Christmas was approaching fast, but cars took their time approaching Roman Lakes tiptoeing along the bridleway that leads to the venue for the third annual Christmas ‘Do’ of the Trust, the Roman Lakes Café. The coaxing done by email and a website note had produced the more than three dozen diners. Pushing open the door to the warmth of the cafe, after being ticked off the list of atendees, many headed to the wood burning stove, to warm themselves to the core.
At Christmas 1892, Edwin Furness, who had been manager of the mill, sat in the parlour of his home at Strawberry Hill, with his brother, who was Chairman of Ardwick AFC, which had that year become a founder member of the Football League and two years later would become Manchester City.
“What shall I do now? We’ll soon have cleared up what we can at the mill. Mr Arkwright won’t want me after Easter.”
“I’ve been thinking about that. You know, pleasure parks are becoming popular. Couldn’t you have one here?”
“Well, maybe! I suppose we could use the millponds for boating.”
“You need a good name. Why not call them the Roman Lakes. People aren’t to know that they weren’t dug by the Romans.”
“I think Arkwright would lease me the land. It’s not worth much.”
So the Roman Lakes Leisure Park was born and the old packhorse bridge across the Goyt became Edwardian Ladies test load the Roman Bridge the Roman Bridge.
Mulled wine on arrival set the mood for the day, a convivial lunch, food of excellent quality, delivered speedily to the paper hatted diners. Brenda showed her prowess in the raffle stakes, as £40 was charmed out of the diners for those little green tickets, tickets with that promise of success.

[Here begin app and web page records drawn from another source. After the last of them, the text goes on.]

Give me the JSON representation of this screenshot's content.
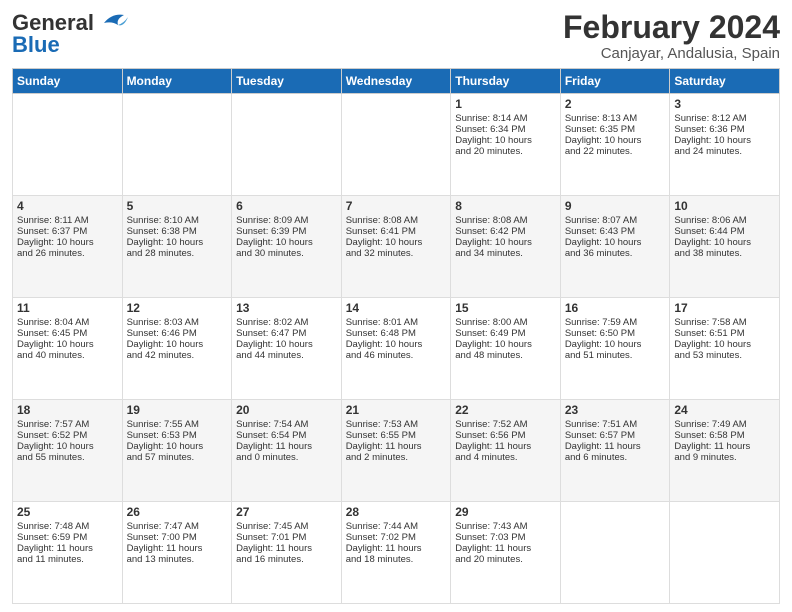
{
  "header": {
    "logo_general": "General",
    "logo_blue": "Blue",
    "month_year": "February 2024",
    "location": "Canjayar, Andalusia, Spain"
  },
  "days_of_week": [
    "Sunday",
    "Monday",
    "Tuesday",
    "Wednesday",
    "Thursday",
    "Friday",
    "Saturday"
  ],
  "weeks": [
    [
      {
        "day": "",
        "info": ""
      },
      {
        "day": "",
        "info": ""
      },
      {
        "day": "",
        "info": ""
      },
      {
        "day": "",
        "info": ""
      },
      {
        "day": "1",
        "info": "Sunrise: 8:14 AM\nSunset: 6:34 PM\nDaylight: 10 hours\nand 20 minutes."
      },
      {
        "day": "2",
        "info": "Sunrise: 8:13 AM\nSunset: 6:35 PM\nDaylight: 10 hours\nand 22 minutes."
      },
      {
        "day": "3",
        "info": "Sunrise: 8:12 AM\nSunset: 6:36 PM\nDaylight: 10 hours\nand 24 minutes."
      }
    ],
    [
      {
        "day": "4",
        "info": "Sunrise: 8:11 AM\nSunset: 6:37 PM\nDaylight: 10 hours\nand 26 minutes."
      },
      {
        "day": "5",
        "info": "Sunrise: 8:10 AM\nSunset: 6:38 PM\nDaylight: 10 hours\nand 28 minutes."
      },
      {
        "day": "6",
        "info": "Sunrise: 8:09 AM\nSunset: 6:39 PM\nDaylight: 10 hours\nand 30 minutes."
      },
      {
        "day": "7",
        "info": "Sunrise: 8:08 AM\nSunset: 6:41 PM\nDaylight: 10 hours\nand 32 minutes."
      },
      {
        "day": "8",
        "info": "Sunrise: 8:08 AM\nSunset: 6:42 PM\nDaylight: 10 hours\nand 34 minutes."
      },
      {
        "day": "9",
        "info": "Sunrise: 8:07 AM\nSunset: 6:43 PM\nDaylight: 10 hours\nand 36 minutes."
      },
      {
        "day": "10",
        "info": "Sunrise: 8:06 AM\nSunset: 6:44 PM\nDaylight: 10 hours\nand 38 minutes."
      }
    ],
    [
      {
        "day": "11",
        "info": "Sunrise: 8:04 AM\nSunset: 6:45 PM\nDaylight: 10 hours\nand 40 minutes."
      },
      {
        "day": "12",
        "info": "Sunrise: 8:03 AM\nSunset: 6:46 PM\nDaylight: 10 hours\nand 42 minutes."
      },
      {
        "day": "13",
        "info": "Sunrise: 8:02 AM\nSunset: 6:47 PM\nDaylight: 10 hours\nand 44 minutes."
      },
      {
        "day": "14",
        "info": "Sunrise: 8:01 AM\nSunset: 6:48 PM\nDaylight: 10 hours\nand 46 minutes."
      },
      {
        "day": "15",
        "info": "Sunrise: 8:00 AM\nSunset: 6:49 PM\nDaylight: 10 hours\nand 48 minutes."
      },
      {
        "day": "16",
        "info": "Sunrise: 7:59 AM\nSunset: 6:50 PM\nDaylight: 10 hours\nand 51 minutes."
      },
      {
        "day": "17",
        "info": "Sunrise: 7:58 AM\nSunset: 6:51 PM\nDaylight: 10 hours\nand 53 minutes."
      }
    ],
    [
      {
        "day": "18",
        "info": "Sunrise: 7:57 AM\nSunset: 6:52 PM\nDaylight: 10 hours\nand 55 minutes."
      },
      {
        "day": "19",
        "info": "Sunrise: 7:55 AM\nSunset: 6:53 PM\nDaylight: 10 hours\nand 57 minutes."
      },
      {
        "day": "20",
        "info": "Sunrise: 7:54 AM\nSunset: 6:54 PM\nDaylight: 11 hours\nand 0 minutes."
      },
      {
        "day": "21",
        "info": "Sunrise: 7:53 AM\nSunset: 6:55 PM\nDaylight: 11 hours\nand 2 minutes."
      },
      {
        "day": "22",
        "info": "Sunrise: 7:52 AM\nSunset: 6:56 PM\nDaylight: 11 hours\nand 4 minutes."
      },
      {
        "day": "23",
        "info": "Sunrise: 7:51 AM\nSunset: 6:57 PM\nDaylight: 11 hours\nand 6 minutes."
      },
      {
        "day": "24",
        "info": "Sunrise: 7:49 AM\nSunset: 6:58 PM\nDaylight: 11 hours\nand 9 minutes."
      }
    ],
    [
      {
        "day": "25",
        "info": "Sunrise: 7:48 AM\nSunset: 6:59 PM\nDaylight: 11 hours\nand 11 minutes."
      },
      {
        "day": "26",
        "info": "Sunrise: 7:47 AM\nSunset: 7:00 PM\nDaylight: 11 hours\nand 13 minutes."
      },
      {
        "day": "27",
        "info": "Sunrise: 7:45 AM\nSunset: 7:01 PM\nDaylight: 11 hours\nand 16 minutes."
      },
      {
        "day": "28",
        "info": "Sunrise: 7:44 AM\nSunset: 7:02 PM\nDaylight: 11 hours\nand 18 minutes."
      },
      {
        "day": "29",
        "info": "Sunrise: 7:43 AM\nSunset: 7:03 PM\nDaylight: 11 hours\nand 20 minutes."
      },
      {
        "day": "",
        "info": ""
      },
      {
        "day": "",
        "info": ""
      }
    ]
  ]
}
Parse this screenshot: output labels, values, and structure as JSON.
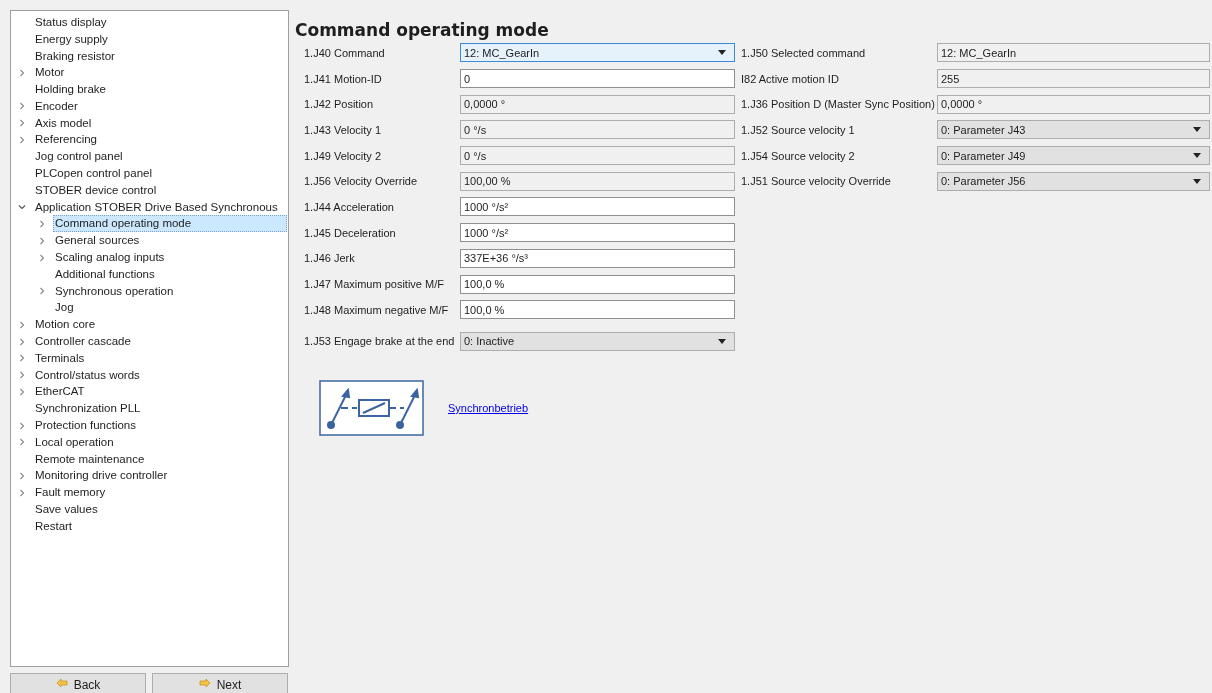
{
  "tree": [
    {
      "label": "Status display"
    },
    {
      "label": "Energy supply"
    },
    {
      "label": "Braking resistor"
    },
    {
      "label": "Motor",
      "expanded": false
    },
    {
      "label": "Holding brake"
    },
    {
      "label": "Encoder",
      "expanded": false
    },
    {
      "label": "Axis model",
      "expanded": false
    },
    {
      "label": "Referencing",
      "expanded": false
    },
    {
      "label": "Jog control panel"
    },
    {
      "label": "PLCopen control panel"
    },
    {
      "label": "STOBER device control"
    },
    {
      "label": "Application STOBER Drive Based Synchronous",
      "expanded": true,
      "children": [
        {
          "label": "Command operating mode",
          "expanded": false,
          "selected": true
        },
        {
          "label": "General sources",
          "expanded": false,
          "selected": false
        },
        {
          "label": "Scaling analog inputs",
          "expanded": false,
          "selected": false
        },
        {
          "label": "Additional functions",
          "selected": false
        },
        {
          "label": "Synchronous operation",
          "expanded": false,
          "selected": false
        },
        {
          "label": "Jog",
          "selected": false
        }
      ]
    },
    {
      "label": "Motion core",
      "expanded": false
    },
    {
      "label": "Controller cascade",
      "expanded": false
    },
    {
      "label": "Terminals",
      "expanded": false
    },
    {
      "label": "Control/status words",
      "expanded": false
    },
    {
      "label": "EtherCAT",
      "expanded": false
    },
    {
      "label": "Synchronization PLL"
    },
    {
      "label": "Protection functions",
      "expanded": false
    },
    {
      "label": "Local operation",
      "expanded": false
    },
    {
      "label": "Remote maintenance"
    },
    {
      "label": "Monitoring drive controller",
      "expanded": false
    },
    {
      "label": "Fault memory",
      "expanded": false
    },
    {
      "label": "Save values"
    },
    {
      "label": "Restart"
    }
  ],
  "buttons": [
    {
      "label": "Back"
    },
    {
      "label": "Next"
    }
  ],
  "title": "Command operating mode",
  "left_params": [
    {
      "label": "1.J40 Command",
      "value": "12: MC_GearIn",
      "kind": "dropdown",
      "focused": true
    },
    {
      "label": "1.J41 Motion-ID",
      "value": "0",
      "kind": "input"
    },
    {
      "label": "1.J42 Position",
      "value": "0,0000 °",
      "kind": "readonly"
    },
    {
      "label": "1.J43 Velocity 1",
      "value": "0 °/s",
      "kind": "readonly"
    },
    {
      "label": "1.J49 Velocity 2",
      "value": "0 °/s",
      "kind": "readonly"
    },
    {
      "label": "1.J56 Velocity Override",
      "value": "100,00 %",
      "kind": "readonly"
    },
    {
      "label": "1.J44 Acceleration",
      "value": "1000 °/s²",
      "kind": "input"
    },
    {
      "label": "1.J45 Deceleration",
      "value": "1000 °/s²",
      "kind": "input"
    },
    {
      "label": "1.J46 Jerk",
      "value": "337E+36 °/s³",
      "kind": "input"
    },
    {
      "label": "1.J47 Maximum positive M/F",
      "value": "100,0 %",
      "kind": "input"
    },
    {
      "label": "1.J48 Maximum negative M/F",
      "value": "100,0 %",
      "kind": "input"
    },
    {
      "label": "1.J53 Engage brake at the end",
      "value": "0: Inactive",
      "kind": "dropdown",
      "focused": false
    }
  ],
  "right_params": [
    {
      "label": "1.J50 Selected command",
      "value": "12: MC_GearIn",
      "kind": "readonly"
    },
    {
      "label": "I82 Active motion ID",
      "value": "255",
      "kind": "readonly"
    },
    {
      "label": "1.J36 Position D (Master Sync Position)",
      "value": "0,0000 °",
      "kind": "readonly"
    },
    {
      "label": "1.J52 Source velocity 1",
      "value": "0: Parameter J43",
      "kind": "dropdown",
      "focused": false
    },
    {
      "label": "1.J54 Source velocity 2",
      "value": "0: Parameter J49",
      "kind": "dropdown",
      "focused": false
    },
    {
      "label": "1.J51 Source velocity Override",
      "value": "0: Parameter J56",
      "kind": "dropdown",
      "focused": false
    }
  ],
  "link": "Synchronbetrieb"
}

The hubbub of conversation grew, plans for Christmas, the advantage of forward planning, that becomes a pitfall after that unexpected phone call.
Replete after two courses, the party settled back in their chairs, as the projector and screen were brought out, laptop connected, technical hiccup overcome. Just when you thought one presentation would come along, along came three, driven by John & Ann Hearle and Bob Humphrey-Taylor in the guise of Samuel Oldknow.

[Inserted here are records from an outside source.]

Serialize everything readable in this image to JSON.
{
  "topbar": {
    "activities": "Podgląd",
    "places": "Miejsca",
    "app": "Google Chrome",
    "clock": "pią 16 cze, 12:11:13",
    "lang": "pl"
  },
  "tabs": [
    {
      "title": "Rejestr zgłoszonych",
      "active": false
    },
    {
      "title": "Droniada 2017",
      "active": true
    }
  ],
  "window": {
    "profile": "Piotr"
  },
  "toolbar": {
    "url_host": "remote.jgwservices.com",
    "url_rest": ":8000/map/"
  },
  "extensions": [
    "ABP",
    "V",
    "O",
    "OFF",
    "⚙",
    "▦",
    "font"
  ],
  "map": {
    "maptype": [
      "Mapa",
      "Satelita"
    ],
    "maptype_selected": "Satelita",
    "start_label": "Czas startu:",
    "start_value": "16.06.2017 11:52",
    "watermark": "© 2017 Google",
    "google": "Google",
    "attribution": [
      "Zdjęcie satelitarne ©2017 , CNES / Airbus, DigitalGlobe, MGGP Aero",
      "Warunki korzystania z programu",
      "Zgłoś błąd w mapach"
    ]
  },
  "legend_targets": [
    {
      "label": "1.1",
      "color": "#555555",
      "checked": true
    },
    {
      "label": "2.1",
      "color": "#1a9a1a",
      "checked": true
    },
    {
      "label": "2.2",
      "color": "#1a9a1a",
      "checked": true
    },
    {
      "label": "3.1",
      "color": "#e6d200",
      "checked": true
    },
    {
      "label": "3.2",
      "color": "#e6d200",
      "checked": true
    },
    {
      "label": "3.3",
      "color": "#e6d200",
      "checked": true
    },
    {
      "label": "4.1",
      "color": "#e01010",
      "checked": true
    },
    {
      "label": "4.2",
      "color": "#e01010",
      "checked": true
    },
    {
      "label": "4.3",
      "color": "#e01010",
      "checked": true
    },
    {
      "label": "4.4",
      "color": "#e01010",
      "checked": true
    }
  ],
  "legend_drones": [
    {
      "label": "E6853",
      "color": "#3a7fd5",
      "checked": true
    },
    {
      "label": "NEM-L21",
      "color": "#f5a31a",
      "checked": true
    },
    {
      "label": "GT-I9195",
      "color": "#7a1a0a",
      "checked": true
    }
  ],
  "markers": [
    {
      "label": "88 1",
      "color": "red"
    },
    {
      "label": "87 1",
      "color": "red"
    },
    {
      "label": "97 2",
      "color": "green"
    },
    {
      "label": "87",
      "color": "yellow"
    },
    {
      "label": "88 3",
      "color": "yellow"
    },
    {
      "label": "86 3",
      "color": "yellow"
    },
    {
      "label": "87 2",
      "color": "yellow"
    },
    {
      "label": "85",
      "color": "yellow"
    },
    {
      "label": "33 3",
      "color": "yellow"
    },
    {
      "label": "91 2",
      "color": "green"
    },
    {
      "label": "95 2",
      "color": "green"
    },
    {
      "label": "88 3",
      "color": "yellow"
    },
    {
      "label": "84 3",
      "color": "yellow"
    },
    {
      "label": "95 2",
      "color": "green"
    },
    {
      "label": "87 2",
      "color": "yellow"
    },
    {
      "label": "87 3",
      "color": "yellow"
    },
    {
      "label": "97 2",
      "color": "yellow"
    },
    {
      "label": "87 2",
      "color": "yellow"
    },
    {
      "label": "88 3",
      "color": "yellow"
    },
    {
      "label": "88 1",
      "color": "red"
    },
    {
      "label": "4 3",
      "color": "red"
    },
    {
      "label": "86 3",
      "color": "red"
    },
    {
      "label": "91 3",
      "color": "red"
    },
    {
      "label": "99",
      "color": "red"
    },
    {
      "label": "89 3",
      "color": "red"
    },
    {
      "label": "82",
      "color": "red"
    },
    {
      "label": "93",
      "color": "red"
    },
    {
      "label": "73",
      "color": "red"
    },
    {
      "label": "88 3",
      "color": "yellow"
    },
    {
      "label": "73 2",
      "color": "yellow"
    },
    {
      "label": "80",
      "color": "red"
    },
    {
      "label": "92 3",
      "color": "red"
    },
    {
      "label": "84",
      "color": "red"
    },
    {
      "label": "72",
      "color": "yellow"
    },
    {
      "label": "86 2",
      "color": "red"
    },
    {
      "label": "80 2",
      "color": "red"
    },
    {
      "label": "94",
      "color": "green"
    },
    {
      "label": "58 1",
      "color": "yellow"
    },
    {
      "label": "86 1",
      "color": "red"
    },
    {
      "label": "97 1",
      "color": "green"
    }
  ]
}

Warm applause came at the end of the presentations, hard work completed by the hard working drivers of the Oldknow Project.
Ann gave a vote of thanks to the crew, both back of house and front, that had ensured the smooth running of the event, and had provided such good, wholesome food. The troop came out to well-deserved applause. Isn’t a pity that ‘give three cheers’ has disappeared off the landscape, the Roman Lakes staff deserved four!

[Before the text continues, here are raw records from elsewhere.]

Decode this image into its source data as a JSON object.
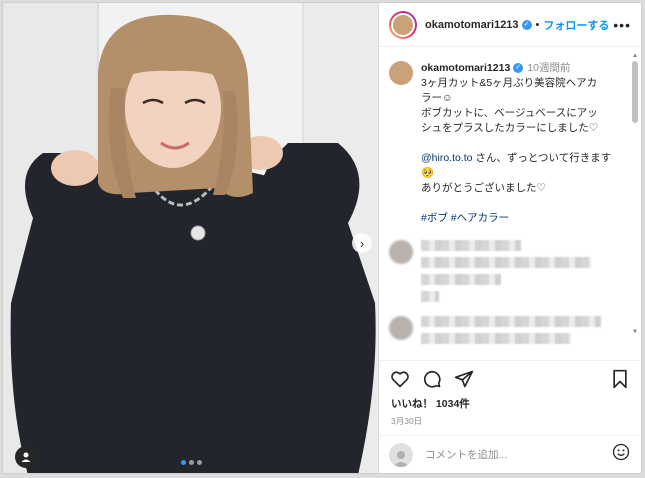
{
  "post": {
    "username": "okamotomari1213",
    "follow_label": "フォローする",
    "more_label": "•••"
  },
  "caption": {
    "username": "okamotomari1213",
    "time": "10週間前",
    "line1": "3ヶ月カット&5ヶ月ぶり美容院ヘアカ",
    "line2": "ラー☺︎",
    "line3": "ボブカットに、ベージュベースにアッ",
    "line4": "シュをプラスしたカラーにしました♡",
    "mention": "@hiro.to.to",
    "line5": " さん、ずっとついて行きます",
    "line5_emoji": "🥺",
    "line6": "ありがとうございました♡",
    "tags": [
      "#ボブ",
      "#ヘアカラー"
    ]
  },
  "likes": {
    "prefix": "いいね！",
    "count": "1034件"
  },
  "date": "3月30日",
  "comment_input": {
    "placeholder": "コメントを追加..."
  },
  "carousel": {
    "slide_count": 3,
    "active_index": 0
  },
  "colors": {
    "follow_blue": "#0095f6",
    "verified_blue": "#3897f0",
    "link_color": "#00376b",
    "sweater": "#22252b",
    "hair": "#b38f6a"
  },
  "icons": [
    "heart-icon",
    "comment-icon",
    "share-icon",
    "bookmark-icon",
    "emoji-icon",
    "chevron-right-icon",
    "user-tag-icon",
    "verified-icon"
  ]
}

Martin Cruickshank January 2014
Photos: Arthur Procter & Chris Walters